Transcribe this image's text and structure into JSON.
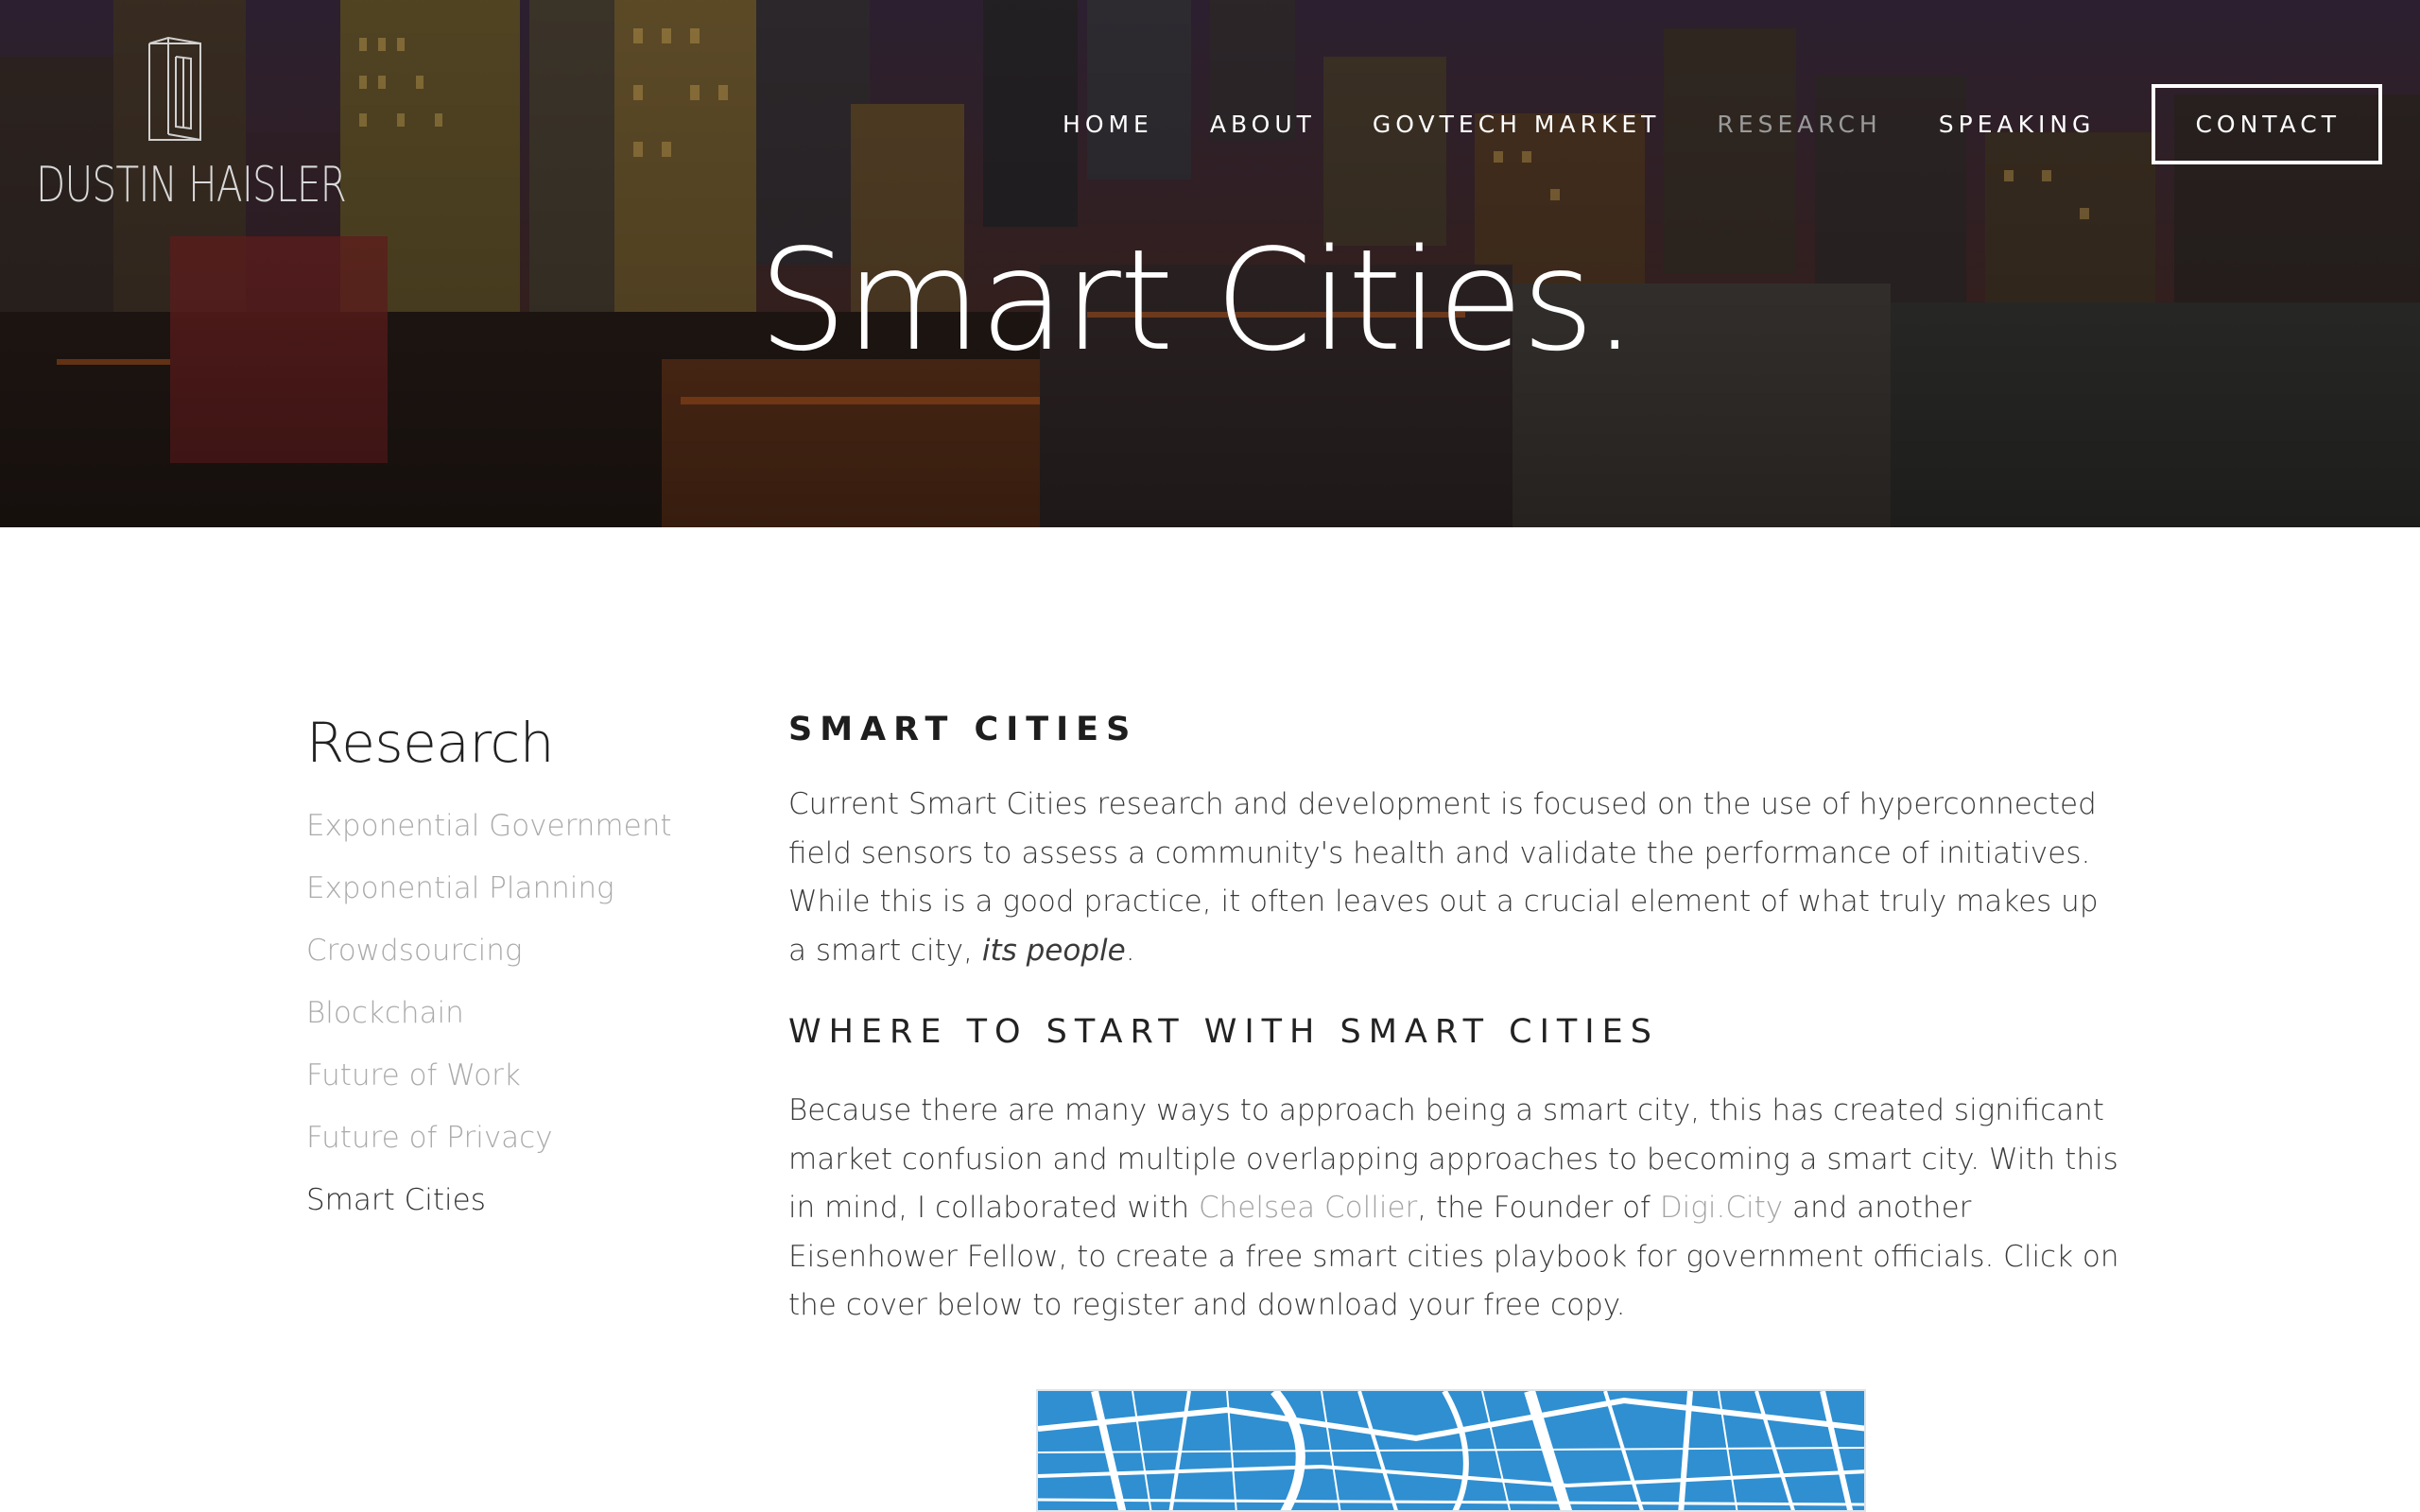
{
  "brand": {
    "name": "DUSTIN HAISLER"
  },
  "nav": {
    "items": [
      {
        "label": "HOME",
        "active": false
      },
      {
        "label": "ABOUT",
        "active": false
      },
      {
        "label": "GOVTECH MARKET",
        "active": false
      },
      {
        "label": "RESEARCH",
        "active": true
      },
      {
        "label": "SPEAKING",
        "active": false
      }
    ],
    "contact_label": "CONTACT"
  },
  "hero": {
    "title": "Smart Cities."
  },
  "sidebar": {
    "heading": "Research",
    "items": [
      {
        "label": "Exponential Government",
        "current": false
      },
      {
        "label": "Exponential Planning",
        "current": false
      },
      {
        "label": "Crowdsourcing",
        "current": false
      },
      {
        "label": "Blockchain",
        "current": false
      },
      {
        "label": "Future of Work",
        "current": false
      },
      {
        "label": "Future of Privacy",
        "current": false
      },
      {
        "label": "Smart Cities",
        "current": true
      }
    ]
  },
  "article": {
    "heading": "SMART CITIES",
    "intro": {
      "text": "Current Smart Cities research and development is focused on the use of hyperconnected field sensors to assess a community's health and validate the performance of initiatives. While this is a good practice, it often leaves out a crucial element of what truly makes up a smart city, ",
      "emphasis": "its people",
      "end": "."
    },
    "subheading": "WHERE TO START WITH SMART CITIES",
    "body": {
      "part1": "Because there are many ways to approach being a smart city, this has created significant market confusion and multiple overlapping approaches to becoming a smart city. With this in mind, I collaborated with ",
      "link1": "Chelsea Collier",
      "part2": ", the Founder of ",
      "link2": "Digi.City",
      "part3": " and another Eisenhower Fellow, to create a free smart cities playbook for government officials. Click on the cover below to register and download your free copy."
    }
  },
  "colors": {
    "accent_link": "#a3a3a3",
    "map_blue": "#2f8fd1"
  },
  "icons": {
    "logo": "building-outline-logo"
  }
}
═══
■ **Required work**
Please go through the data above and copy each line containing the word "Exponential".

■ **Written response**
        "label": "Exponential Government",
        "label": "Exponential Planning",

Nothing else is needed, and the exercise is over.